━━ Records shown ━━

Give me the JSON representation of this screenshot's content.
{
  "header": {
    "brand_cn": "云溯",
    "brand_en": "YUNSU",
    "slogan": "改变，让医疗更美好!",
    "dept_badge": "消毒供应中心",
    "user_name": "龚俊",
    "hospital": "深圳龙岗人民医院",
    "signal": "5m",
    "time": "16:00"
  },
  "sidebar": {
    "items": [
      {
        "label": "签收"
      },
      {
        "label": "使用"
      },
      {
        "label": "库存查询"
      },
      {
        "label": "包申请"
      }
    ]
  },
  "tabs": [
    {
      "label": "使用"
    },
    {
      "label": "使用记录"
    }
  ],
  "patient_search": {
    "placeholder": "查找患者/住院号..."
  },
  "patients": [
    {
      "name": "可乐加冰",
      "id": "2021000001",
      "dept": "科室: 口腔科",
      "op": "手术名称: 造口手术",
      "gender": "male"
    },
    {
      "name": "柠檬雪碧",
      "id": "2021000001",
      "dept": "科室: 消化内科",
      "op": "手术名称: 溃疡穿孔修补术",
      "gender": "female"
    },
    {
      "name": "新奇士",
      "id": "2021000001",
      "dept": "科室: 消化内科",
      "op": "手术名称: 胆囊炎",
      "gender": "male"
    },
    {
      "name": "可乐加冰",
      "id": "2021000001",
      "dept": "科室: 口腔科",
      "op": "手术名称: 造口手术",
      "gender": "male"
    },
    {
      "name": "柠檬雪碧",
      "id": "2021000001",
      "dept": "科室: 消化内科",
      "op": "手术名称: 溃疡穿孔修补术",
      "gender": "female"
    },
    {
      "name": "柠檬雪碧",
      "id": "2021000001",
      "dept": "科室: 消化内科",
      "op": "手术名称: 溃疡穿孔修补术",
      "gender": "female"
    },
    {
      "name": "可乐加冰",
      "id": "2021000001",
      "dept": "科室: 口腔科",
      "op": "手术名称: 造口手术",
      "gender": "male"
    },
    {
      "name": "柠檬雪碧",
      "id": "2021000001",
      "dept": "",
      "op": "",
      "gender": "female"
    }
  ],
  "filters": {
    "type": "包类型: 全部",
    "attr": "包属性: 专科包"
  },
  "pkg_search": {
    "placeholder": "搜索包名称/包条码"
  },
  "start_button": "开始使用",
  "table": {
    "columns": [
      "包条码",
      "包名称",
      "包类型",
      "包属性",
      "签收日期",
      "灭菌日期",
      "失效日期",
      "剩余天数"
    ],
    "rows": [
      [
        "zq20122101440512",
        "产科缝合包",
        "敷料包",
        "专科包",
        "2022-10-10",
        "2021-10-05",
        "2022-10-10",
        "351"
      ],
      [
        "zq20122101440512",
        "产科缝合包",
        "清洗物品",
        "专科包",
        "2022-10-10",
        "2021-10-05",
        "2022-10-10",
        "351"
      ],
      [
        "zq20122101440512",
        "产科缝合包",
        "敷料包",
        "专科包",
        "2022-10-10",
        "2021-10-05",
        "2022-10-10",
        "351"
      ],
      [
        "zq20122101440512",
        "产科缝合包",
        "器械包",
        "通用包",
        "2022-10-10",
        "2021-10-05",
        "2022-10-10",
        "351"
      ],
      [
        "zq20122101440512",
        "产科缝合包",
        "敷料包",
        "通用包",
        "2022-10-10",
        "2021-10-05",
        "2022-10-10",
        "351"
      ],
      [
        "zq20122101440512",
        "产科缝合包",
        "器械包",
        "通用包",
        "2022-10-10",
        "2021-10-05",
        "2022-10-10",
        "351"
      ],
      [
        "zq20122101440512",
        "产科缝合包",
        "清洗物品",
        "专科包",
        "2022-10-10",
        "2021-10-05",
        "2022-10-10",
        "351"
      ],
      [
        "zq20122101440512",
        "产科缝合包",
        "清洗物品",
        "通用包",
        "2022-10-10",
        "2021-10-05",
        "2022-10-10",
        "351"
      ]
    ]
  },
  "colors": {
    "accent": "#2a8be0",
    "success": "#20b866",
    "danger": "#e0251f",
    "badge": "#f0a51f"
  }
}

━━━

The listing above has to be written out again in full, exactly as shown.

# Reply
Give me the JSON representation of this screenshot's content.
{
  "header": {
    "brand_cn": "云溯",
    "brand_en": "YUNSU",
    "slogan": "改变，让医疗更美好!",
    "dept_badge": "消毒供应中心",
    "user_name": "龚俊",
    "hospital": "深圳龙岗人民医院",
    "signal": "5m",
    "time": "16:00"
  },
  "sidebar": {
    "items": [
      {
        "label": "签收"
      },
      {
        "label": "使用"
      },
      {
        "label": "库存查询"
      },
      {
        "label": "包申请"
      }
    ]
  },
  "tabs": [
    {
      "label": "使用"
    },
    {
      "label": "使用记录"
    }
  ],
  "patient_search": {
    "placeholder": "查找患者/住院号..."
  },
  "patients": [
    {
      "name": "可乐加冰",
      "id": "2021000001",
      "dept": "科室: 口腔科",
      "op": "手术名称: 造口手术",
      "gender": "male"
    },
    {
      "name": "柠檬雪碧",
      "id": "2021000001",
      "dept": "科室: 消化内科",
      "op": "手术名称: 溃疡穿孔修补术",
      "gender": "female"
    },
    {
      "name": "新奇士",
      "id": "2021000001",
      "dept": "科室: 消化内科",
      "op": "手术名称: 胆囊炎",
      "gender": "male"
    },
    {
      "name": "可乐加冰",
      "id": "2021000001",
      "dept": "科室: 口腔科",
      "op": "手术名称: 造口手术",
      "gender": "male"
    },
    {
      "name": "柠檬雪碧",
      "id": "2021000001",
      "dept": "科室: 消化内科",
      "op": "手术名称: 溃疡穿孔修补术",
      "gender": "female"
    },
    {
      "name": "柠檬雪碧",
      "id": "2021000001",
      "dept": "科室: 消化内科",
      "op": "手术名称: 溃疡穿孔修补术",
      "gender": "female"
    },
    {
      "name": "可乐加冰",
      "id": "2021000001",
      "dept": "科室: 口腔科",
      "op": "手术名称: 造口手术",
      "gender": "male"
    },
    {
      "name": "柠檬雪碧",
      "id": "2021000001",
      "dept": "",
      "op": "",
      "gender": "female"
    }
  ],
  "filters": {
    "type": "包类型: 全部",
    "attr": "包属性: 专科包"
  },
  "pkg_search": {
    "placeholder": "搜索包名称/包条码"
  },
  "start_button": "开始使用",
  "table": {
    "columns": [
      "包条码",
      "包名称",
      "包类型",
      "包属性",
      "签收日期",
      "灭菌日期",
      "失效日期",
      "剩余天数"
    ],
    "rows": [
      [
        "zq20122101440512",
        "产科缝合包",
        "敷料包",
        "专科包",
        "2022-10-10",
        "2021-10-05",
        "2022-10-10",
        "351"
      ],
      [
        "zq20122101440512",
        "产科缝合包",
        "清洗物品",
        "专科包",
        "2022-10-10",
        "2021-10-05",
        "2022-10-10",
        "351"
      ],
      [
        "zq20122101440512",
        "产科缝合包",
        "敷料包",
        "专科包",
        "2022-10-10",
        "2021-10-05",
        "2022-10-10",
        "351"
      ],
      [
        "zq20122101440512",
        "产科缝合包",
        "器械包",
        "通用包",
        "2022-10-10",
        "2021-10-05",
        "2022-10-10",
        "351"
      ],
      [
        "zq20122101440512",
        "产科缝合包",
        "敷料包",
        "通用包",
        "2022-10-10",
        "2021-10-05",
        "2022-10-10",
        "351"
      ],
      [
        "zq20122101440512",
        "产科缝合包",
        "器械包",
        "通用包",
        "2022-10-10",
        "2021-10-05",
        "2022-10-10",
        "351"
      ],
      [
        "zq20122101440512",
        "产科缝合包",
        "清洗物品",
        "专科包",
        "2022-10-10",
        "2021-10-05",
        "2022-10-10",
        "351"
      ],
      [
        "zq20122101440512",
        "产科缝合包",
        "清洗物品",
        "通用包",
        "2022-10-10",
        "2021-10-05",
        "2022-10-10",
        "351"
      ]
    ]
  },
  "colors": {
    "accent": "#2a8be0",
    "success": "#20b866",
    "danger": "#e0251f",
    "badge": "#f0a51f"
  }
}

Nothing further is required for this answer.